'Right step' for Zibanejad
Sens send rookie to Sweden
BRUCE GARRIOCH, QMI Agency
OTTAWA - Mika Zibanejad was the last one off the ice Wednesday after Senators practice at Scotiabank Place.
Not long after, he found out it would be his final NHL skate this season.
Zibanejad put on a brave face after GM Bryan Murray told the 18-year-old Swedish centre he was being sent back to Sweden.
It wasn’t surprising. The Senators’ first-round draft pick from June will play for Djurgarden IF, giving him a chance to get more seasoning before he returns next September.
The Senators were forced to make a decision before Zibanejad’s NHL contract officially kicked in if he played his 10th game of the season Thursday against Florida.
“It’s hard to say (if I was surprised). I wanted to stay, but I knew there were options to send me home,” said Zibanejad. “I was prepared for that and I was prepared to stay. I’m going home. It’s sad, but on other hand it’s a good thing for me.
“It’s going to be a chance for me to improve my game. I’m going to a place where I know the coach, my teammates and everything around. That’s my hometown so I’ll be comfortable and I can focus on improving my game.
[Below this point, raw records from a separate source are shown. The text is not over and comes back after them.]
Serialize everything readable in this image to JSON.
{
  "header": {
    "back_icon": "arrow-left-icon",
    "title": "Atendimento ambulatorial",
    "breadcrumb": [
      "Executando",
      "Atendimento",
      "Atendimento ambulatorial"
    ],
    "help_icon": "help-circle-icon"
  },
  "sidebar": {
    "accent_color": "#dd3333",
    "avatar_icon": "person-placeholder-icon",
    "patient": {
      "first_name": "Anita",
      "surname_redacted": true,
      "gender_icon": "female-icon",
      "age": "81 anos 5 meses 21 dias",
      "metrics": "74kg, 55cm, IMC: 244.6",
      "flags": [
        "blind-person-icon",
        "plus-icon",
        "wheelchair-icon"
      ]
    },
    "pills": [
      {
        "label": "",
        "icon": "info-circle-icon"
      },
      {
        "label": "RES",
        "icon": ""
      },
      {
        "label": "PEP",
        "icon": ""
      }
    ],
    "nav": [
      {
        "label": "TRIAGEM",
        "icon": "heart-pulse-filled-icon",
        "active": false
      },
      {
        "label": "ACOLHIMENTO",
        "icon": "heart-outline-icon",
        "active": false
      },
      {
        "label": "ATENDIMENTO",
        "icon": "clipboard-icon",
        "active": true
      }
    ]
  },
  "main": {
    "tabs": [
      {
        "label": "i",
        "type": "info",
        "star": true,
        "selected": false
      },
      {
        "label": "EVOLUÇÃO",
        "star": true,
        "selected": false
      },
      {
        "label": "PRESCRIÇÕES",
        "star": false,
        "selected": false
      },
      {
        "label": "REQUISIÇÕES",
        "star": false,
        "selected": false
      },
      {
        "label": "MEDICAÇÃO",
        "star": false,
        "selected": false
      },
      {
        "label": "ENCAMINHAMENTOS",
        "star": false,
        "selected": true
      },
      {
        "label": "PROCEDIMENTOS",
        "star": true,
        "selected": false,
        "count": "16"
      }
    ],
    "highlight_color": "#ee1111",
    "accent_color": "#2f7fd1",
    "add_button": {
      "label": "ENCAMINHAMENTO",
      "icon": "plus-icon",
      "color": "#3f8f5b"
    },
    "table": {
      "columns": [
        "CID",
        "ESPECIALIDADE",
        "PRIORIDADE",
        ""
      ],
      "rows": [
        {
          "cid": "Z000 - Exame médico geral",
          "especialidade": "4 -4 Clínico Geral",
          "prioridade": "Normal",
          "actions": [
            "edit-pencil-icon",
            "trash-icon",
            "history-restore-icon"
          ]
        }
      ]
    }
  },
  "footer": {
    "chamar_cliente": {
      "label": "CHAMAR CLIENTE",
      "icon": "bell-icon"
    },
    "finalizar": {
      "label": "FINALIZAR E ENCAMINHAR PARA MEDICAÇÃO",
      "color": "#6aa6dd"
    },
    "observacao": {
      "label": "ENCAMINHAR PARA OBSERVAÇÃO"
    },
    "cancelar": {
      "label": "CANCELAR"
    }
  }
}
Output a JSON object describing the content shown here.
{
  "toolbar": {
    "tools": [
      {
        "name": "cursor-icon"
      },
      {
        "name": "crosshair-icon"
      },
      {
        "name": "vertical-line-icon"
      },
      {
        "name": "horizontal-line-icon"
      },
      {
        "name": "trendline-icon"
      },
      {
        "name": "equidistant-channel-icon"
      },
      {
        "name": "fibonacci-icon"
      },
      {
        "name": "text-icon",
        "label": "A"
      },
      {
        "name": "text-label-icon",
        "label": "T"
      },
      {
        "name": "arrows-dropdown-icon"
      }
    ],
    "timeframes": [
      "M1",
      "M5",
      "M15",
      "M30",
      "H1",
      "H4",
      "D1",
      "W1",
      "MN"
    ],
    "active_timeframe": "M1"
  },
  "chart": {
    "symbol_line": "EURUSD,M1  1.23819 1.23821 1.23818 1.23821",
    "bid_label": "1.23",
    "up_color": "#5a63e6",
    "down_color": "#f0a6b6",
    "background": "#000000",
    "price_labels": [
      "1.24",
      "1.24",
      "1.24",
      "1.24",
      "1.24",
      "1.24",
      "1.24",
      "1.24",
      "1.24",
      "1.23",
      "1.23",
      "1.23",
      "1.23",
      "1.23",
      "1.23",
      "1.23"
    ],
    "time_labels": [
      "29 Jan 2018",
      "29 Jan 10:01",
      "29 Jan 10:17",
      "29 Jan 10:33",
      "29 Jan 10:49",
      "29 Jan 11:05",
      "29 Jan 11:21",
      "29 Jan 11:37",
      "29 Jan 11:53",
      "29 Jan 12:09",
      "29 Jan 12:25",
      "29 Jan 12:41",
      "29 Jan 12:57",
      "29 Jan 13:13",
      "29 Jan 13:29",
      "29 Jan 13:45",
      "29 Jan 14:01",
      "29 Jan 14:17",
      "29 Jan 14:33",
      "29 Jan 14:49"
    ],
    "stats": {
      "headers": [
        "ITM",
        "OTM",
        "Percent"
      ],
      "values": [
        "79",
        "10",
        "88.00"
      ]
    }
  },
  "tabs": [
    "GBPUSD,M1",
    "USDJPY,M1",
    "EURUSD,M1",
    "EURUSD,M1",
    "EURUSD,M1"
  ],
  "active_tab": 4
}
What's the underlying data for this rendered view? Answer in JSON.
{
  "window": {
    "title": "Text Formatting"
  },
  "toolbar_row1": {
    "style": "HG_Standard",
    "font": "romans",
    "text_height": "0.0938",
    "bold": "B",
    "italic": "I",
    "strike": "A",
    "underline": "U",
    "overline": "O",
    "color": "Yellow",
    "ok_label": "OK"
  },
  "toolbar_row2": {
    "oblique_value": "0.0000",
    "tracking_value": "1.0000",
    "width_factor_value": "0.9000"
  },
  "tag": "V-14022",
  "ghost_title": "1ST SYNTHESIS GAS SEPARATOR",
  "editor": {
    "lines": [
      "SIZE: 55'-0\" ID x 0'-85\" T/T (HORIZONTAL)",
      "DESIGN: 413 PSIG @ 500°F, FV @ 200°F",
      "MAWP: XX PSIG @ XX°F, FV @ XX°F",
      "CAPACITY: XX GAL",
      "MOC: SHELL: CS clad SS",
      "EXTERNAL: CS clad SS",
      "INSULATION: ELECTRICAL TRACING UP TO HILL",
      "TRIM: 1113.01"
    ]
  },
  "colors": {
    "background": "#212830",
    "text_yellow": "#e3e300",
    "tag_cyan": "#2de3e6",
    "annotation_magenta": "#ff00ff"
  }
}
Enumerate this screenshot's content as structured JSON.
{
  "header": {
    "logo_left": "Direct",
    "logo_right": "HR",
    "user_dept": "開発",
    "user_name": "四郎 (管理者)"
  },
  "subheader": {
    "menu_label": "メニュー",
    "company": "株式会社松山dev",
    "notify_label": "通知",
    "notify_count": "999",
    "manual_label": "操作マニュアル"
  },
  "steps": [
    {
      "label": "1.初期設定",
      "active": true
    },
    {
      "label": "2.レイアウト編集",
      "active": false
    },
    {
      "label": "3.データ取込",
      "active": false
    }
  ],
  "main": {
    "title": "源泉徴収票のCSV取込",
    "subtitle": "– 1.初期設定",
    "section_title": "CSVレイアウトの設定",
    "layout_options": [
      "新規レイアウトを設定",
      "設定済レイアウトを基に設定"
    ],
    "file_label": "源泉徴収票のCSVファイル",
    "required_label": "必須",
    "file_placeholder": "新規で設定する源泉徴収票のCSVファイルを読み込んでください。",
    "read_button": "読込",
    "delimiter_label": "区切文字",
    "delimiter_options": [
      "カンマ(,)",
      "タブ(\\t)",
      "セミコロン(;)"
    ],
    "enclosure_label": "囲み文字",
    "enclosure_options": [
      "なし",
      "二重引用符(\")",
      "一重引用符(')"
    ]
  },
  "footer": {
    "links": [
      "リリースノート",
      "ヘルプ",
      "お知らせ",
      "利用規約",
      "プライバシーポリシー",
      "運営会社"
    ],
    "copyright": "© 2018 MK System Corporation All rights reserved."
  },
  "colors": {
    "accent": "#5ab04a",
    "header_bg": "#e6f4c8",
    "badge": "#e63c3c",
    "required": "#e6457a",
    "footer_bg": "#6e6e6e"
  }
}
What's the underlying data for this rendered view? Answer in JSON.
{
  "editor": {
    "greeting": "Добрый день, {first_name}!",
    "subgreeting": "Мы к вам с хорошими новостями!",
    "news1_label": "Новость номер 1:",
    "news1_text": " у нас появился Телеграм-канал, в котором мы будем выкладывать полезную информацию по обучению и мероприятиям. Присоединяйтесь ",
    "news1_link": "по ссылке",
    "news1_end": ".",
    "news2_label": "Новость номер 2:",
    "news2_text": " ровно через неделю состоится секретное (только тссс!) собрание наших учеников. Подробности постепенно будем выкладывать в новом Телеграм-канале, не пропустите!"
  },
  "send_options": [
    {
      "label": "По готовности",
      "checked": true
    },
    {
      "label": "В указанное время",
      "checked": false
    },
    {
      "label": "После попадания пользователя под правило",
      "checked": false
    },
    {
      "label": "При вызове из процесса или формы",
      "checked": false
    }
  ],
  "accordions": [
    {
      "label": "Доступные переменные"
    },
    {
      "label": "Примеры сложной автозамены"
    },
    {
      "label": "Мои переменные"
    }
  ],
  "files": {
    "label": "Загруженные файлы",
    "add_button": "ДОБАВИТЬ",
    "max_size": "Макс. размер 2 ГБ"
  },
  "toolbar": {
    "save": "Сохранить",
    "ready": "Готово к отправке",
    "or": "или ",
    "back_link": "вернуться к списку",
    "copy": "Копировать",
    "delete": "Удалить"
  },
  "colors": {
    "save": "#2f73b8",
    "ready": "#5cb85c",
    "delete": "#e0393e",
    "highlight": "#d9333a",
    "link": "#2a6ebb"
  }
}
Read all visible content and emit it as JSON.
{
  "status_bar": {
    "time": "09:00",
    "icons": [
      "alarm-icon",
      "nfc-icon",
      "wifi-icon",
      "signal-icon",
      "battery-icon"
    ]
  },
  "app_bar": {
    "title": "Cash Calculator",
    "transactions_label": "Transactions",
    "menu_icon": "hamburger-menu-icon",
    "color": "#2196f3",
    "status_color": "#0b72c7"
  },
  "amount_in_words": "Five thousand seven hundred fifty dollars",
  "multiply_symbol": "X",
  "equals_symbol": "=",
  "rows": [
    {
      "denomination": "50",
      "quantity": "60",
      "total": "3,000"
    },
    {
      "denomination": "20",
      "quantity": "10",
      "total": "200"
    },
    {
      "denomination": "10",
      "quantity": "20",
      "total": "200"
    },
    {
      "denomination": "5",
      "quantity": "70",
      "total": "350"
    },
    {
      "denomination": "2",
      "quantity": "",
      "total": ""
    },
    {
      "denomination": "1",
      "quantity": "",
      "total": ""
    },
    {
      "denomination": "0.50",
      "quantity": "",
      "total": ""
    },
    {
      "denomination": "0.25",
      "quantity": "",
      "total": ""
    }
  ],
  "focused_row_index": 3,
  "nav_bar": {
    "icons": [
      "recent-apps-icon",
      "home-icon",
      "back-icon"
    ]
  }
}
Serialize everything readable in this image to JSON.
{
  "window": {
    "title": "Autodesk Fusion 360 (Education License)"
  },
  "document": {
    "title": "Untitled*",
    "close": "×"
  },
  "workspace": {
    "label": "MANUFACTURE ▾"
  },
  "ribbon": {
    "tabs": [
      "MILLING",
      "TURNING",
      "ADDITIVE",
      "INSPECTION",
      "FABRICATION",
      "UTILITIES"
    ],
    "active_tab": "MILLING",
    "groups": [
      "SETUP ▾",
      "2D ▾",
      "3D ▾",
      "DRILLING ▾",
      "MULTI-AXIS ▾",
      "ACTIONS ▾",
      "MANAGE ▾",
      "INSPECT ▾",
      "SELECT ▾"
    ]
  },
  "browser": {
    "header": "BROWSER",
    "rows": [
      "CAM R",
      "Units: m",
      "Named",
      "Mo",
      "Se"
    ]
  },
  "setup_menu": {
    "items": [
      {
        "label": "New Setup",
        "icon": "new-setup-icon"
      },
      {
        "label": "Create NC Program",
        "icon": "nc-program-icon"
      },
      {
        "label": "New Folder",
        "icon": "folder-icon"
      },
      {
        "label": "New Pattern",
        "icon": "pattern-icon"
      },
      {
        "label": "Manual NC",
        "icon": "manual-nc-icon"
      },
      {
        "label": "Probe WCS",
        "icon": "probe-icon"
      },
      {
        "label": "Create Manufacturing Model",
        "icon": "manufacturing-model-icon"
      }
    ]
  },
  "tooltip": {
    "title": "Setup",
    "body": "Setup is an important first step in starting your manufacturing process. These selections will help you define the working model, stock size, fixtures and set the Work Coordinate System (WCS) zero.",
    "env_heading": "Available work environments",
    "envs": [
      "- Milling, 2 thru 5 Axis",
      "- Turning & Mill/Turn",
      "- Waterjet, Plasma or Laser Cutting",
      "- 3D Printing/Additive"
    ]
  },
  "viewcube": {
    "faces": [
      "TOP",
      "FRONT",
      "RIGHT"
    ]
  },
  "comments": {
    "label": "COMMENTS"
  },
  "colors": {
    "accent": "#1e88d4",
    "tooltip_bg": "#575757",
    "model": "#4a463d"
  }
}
That’s really good for me.”
Zibanejad, who was still living in a hotel, was given every opportunity to impress by coach Paul MacLean, but had just one assist.
The Senators know he has more offensive potential than that and want to get his confidence back in the Swedish Elite League. He’ll also get a chance to play at the world juniors.
Murray said he felt Zibanejad was playing careful.
“We think for the long-term development and to give him a chance to become what we believe he has a chance to become — a quality NHL player — this is the right step for him at this moment,” said Murray.
“It’s very difficult. (MacLean) played him 14 minutes (Tuesday). He’s a big, strong and a good-skating young man. We’re sending him back to have the puck, to have the chance to score points and to be a legitimate Top 6 NHL player.
“At 18, he was playing the last little bit to survive and not make mistakes, rather than be the creative kind of kid we want him to be. From a selfish point of view, it was very difficult. We like him. He’s a guy that would work hard and do everything the coaches would ask”
Before Zibanejad left, Murray asked captain Daniel Alfredsson to sit down with the youngster. Alfredsson said he agreed with the decision and felt that the uncertainty was weighing on Zibanejad the last few games.
“(These were) anxious days for him,” said Alfredsson. “He’s got a brilliant career ahead of him. He’s 18 years old. You play all the scenarios through your head.
“I think we made it tougher for (Zibanejad) with the way we started. He was thrown into the fire right away with some of the games that we had. If we got off to a better start, it’s a different story, I think. Overall, you see the potential and willingness to do well. He’s looking good.”
MacLean said this is the best case scenario for Zibanejad.
“We don’t want him to just be a third- or fourth line checker, we want him to be a front-line player.”